Most challenges to comics in libraries come from well-meaning individuals, frequently parents, who find something they believe is objectionable in their local public or school library. These challenges are often difficult and stressful for the library staff who must manage them, but there are resources to help them in the process. Below we’ve identified a number of tips and links to assist libraries to increase the likelihood of keeping challenged comics on the shelves.
1. Making Strong Policies.
Strong policies are key for protecting access to library materials, including comics. The American Library Association has developed a number of excellent tools to assist school and public libraries in the essential preparation to perform before books are challenged here.
2. Coping With Challenges.
What do you do when a comic is challenged? Once again, help is available. Your policies will be essential for managing a hearing for the challenged materials. The American Library Association has developed these helpful tools to cope with challenges:
- Conducting a Challenge Hearing
- Strategies and Tips for Dealing with Challenges
- Sample Request for Reconsideration of Library Resources
The CBLDF can also help by providing assistance with locating review resources, writing letters of support, and facilitating access to experts and resources. Call 800-99-CBLDF or email email@example.com at the first sign of a First Amendment emergency!

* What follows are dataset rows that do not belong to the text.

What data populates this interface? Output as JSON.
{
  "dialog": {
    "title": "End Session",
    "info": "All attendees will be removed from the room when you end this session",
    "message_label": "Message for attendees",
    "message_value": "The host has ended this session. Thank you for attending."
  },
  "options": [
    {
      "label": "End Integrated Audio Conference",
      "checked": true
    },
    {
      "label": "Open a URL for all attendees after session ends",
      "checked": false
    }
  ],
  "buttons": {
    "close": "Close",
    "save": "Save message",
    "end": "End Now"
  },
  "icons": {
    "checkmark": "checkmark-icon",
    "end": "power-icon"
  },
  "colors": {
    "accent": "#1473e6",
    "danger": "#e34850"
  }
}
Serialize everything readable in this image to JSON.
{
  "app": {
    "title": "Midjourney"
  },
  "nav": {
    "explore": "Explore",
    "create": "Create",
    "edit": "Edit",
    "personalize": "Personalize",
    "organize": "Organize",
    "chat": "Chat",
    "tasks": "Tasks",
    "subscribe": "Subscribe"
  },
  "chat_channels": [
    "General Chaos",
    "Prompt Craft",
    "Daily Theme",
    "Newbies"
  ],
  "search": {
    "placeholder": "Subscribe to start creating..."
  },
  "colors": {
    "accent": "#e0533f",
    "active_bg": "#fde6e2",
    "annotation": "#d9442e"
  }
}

3. Reporting The Challenge.
Another essential step in protecting access to comics is to report challenges when they occur. By reporting challenges, you help the free expression community gather necessary information about what materials are at risk so better tools can be created to assist. To report a challenge to the Comic Book Legal Defense Fund, call us at 800-99-CBLDF or email firstname.lastname@example.org. You should also report the challenge to the American Library Association here.